Guy: Well that’s too bad though, you don’t have book three.
Me: You don’t need… forget it. I’m going to go find Alice.
That was under C in Biography, mistakenly shelved by the author’s last name, which was Cordery. I’ll see you the day after Christmas when you want to exchange your Wimpy Kid books for the ones I tried to sell you in the first place. You won’t have the receipt either will you?
Some customers are content to ask just one bookseller a question and call it a day. Some customers prefer to ask every bookseller they can find the exact same question for a variety of reasons, from the completely innocent to the downright mean-spirited; they’re crazy, they’re 104 and don’t remember the answer, they called the first bookseller stupid to their face because they didn’t like the answer—it could be anything. But then there are the customers who prefer to ask multiple questions of multiple booksellers as though there were not several dozen other people in line also waiting to ask questions.
As I survey the crowd in front of the information desk, which, at three days before Christmas is more zombie hoard than multiple lines, I offer to help whoever is next. This is like throwing the bouquet at a wedding.
Crazy-Eyed Woman: Yes, I have another question.
Me: Well, the other girl was helping you already, she can—
Crazy-Eyed Woman: I’m looking for a book for—
Me: You’re just going to ask anyways though…
Crazy-Eyed Woman: Yes. I was looking for a book for a family of six; ages 6 to 62. Can you suggest something?
I think to myself its kind of like that Christmas song, if it had been on a strict holiday budget—which, I found out later was actually named the Christmas Song—you know, instead of 1 to 92. All this time I thought it was ‘Chestnuts Roasting on an Open Fire’.
I bet there’s someone out there that gives a shit about that fun fact. There is, actually, I helped him two weeks ago. I looked up the oldest Christmas song still used and found him a book with the history of Christmas carols. We had a lovely conversation. He didn’t buy the book. Why would he? My time isn’t worth anything.
I don’t make my comment about the Christmas song. She wouldn’t get it. She doesn’t deserve my witty banter.
Me: You want something for the whole family? They’re going to read it together?
Crazy-Eyed Woman: Yes.
Me: Like a Christmas picture bo—
Crazy-Eyed Woman: No!
Doesn’t want that. Isn’t going to offer me any clues. I say clues because she clearly knows exactly what she wants. Whatever I recommend is going to be received with a simply ‘no.’ The problem is that she knows exactly what she wants, and that thing does not exist. Only this very specific imaginary book she just decided she needs immediately will do and nothing I recommend will fill the void of her under-medicated soul.

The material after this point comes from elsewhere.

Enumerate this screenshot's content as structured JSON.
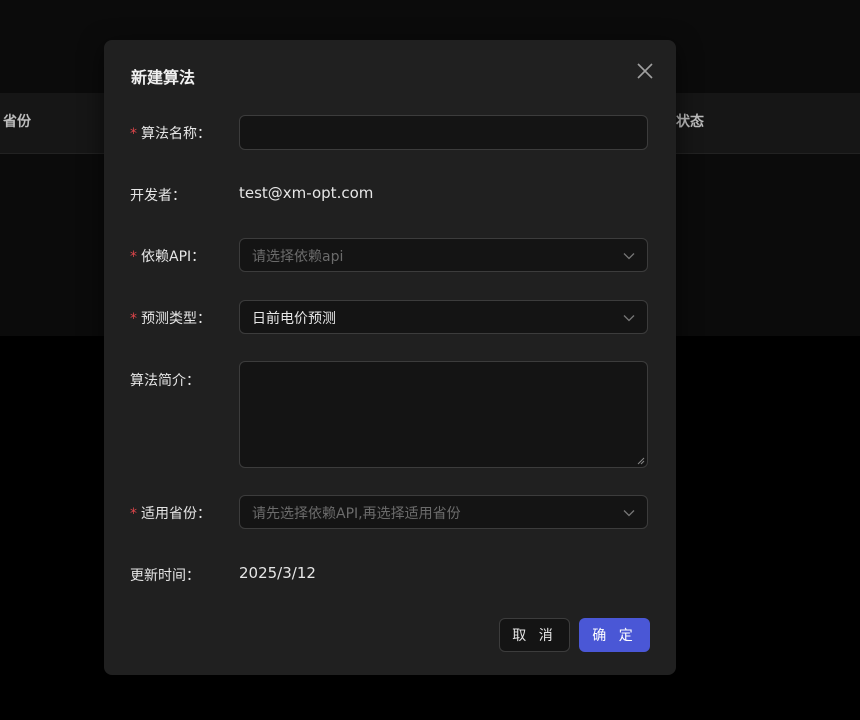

I look around. Really, I turn in a circle and try to think of something, as much so she won’t see me roll my eyes as to spot something on one of the nearby table I can throw at her as a distraction while I make a run for it.
Me: And it was six to—
Crazy-Eyed Woman: To sixty-two years young!
That is not a thing. I hate you and everyone who uses that phrase. Except my grandmother, that sounds like something she might say. She’s allowed to, my grandmother’s adorable—but the rest of you need to stop.
Me: Yeah, I have no idea, that’s really a ridiculous question. Here comes the girl with your other book. She might know. Can I please help who was actually next?